The United States said Tuesday it is very disappointed by the prospect of the early release from prison of Indonesian Muslim cleric Abu Bakar Bashir, alleged spiritual leader of the militant regional group Jemaah Islamiyah. The group is linked to major acts of terrorism including the October 2002 bombings in the tourist resort of Bali.
The Muslim cleric, 65, was acquitted of terrorism charges in a trial that ended last September with conviction on counts of treason, inciting rebellion, immigration violations, and forgery.
But the State Department says there was abundant evidence presented at the trial of his involvement in terrorist activities, and it says the prospect of his early release is very disappointing.
The comments came in response to news reports that the Indonesian Supreme Court had decided to cut Bashir's three year sentence in half and clear the way for his release in April, based on time served from his arrest in October, 2002.
At a news briefing, State Department spokesman Richard Boucher said the United States had received no official notice or rationale for reduction of sentence, but he left no doubt about the Bush administration's displeasure over the pending release:
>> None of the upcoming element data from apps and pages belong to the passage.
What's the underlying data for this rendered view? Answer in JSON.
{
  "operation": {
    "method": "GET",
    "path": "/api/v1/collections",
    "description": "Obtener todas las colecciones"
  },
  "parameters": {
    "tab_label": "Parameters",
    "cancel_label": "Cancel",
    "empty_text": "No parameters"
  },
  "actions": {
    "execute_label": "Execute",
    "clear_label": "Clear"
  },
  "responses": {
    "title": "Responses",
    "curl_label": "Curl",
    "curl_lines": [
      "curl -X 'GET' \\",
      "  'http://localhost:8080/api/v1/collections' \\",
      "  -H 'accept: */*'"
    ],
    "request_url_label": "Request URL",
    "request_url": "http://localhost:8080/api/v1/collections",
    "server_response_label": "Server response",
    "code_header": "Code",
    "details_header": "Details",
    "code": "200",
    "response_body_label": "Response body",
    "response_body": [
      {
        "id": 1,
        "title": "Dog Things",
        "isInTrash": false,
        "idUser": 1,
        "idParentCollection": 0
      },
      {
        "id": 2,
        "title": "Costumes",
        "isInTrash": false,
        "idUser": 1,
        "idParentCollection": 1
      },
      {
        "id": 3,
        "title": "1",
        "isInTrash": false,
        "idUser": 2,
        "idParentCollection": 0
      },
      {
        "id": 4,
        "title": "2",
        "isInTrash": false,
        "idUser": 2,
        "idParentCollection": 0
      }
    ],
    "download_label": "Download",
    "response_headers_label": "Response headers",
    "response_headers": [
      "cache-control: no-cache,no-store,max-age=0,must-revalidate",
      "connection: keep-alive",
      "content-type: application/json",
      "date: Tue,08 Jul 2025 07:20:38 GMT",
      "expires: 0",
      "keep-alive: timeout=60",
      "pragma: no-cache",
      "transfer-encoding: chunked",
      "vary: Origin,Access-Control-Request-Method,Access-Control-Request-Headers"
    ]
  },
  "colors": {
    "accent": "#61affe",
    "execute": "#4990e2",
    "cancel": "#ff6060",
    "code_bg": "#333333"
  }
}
"There was extensive evidence presented at his trial that described his leadership role, and his personal involvement in terrorist activities," he said. "The murder of innocent men, women and children and other violent acts such as bombings in Indonesia demonstrate that terrorism is a grave threat to the security of Indonesia and her neighbors, and we believe that Indonesia and its government need to stand firm against this threat."
It was the second reduction of sentence for the militant cleric, who denies any link to terrorism. His conviction for treason was earlier overturned by an appeals court, which cut his jail term from four to three years.
He co-founded an Islamic boarding school that produced dozens of young militants including several convicted in the deadly nightclub bombing in Bali, which killed more than 200 people, many of them Australian tourists.
Australian Foreign Minister Alexander Downer said the court decision could breathe new life into Jemaah Islamiyah, though Indonesian Foreign Minister Hassan Wirajuda, said the action will not affect his country's commitment to fight terrorism.
Jemaah Islamiyah says it seeks to establish a single Islamic state in Southeast Asia. Key members of the group are alleged to have ties to the al-Qaida terror network.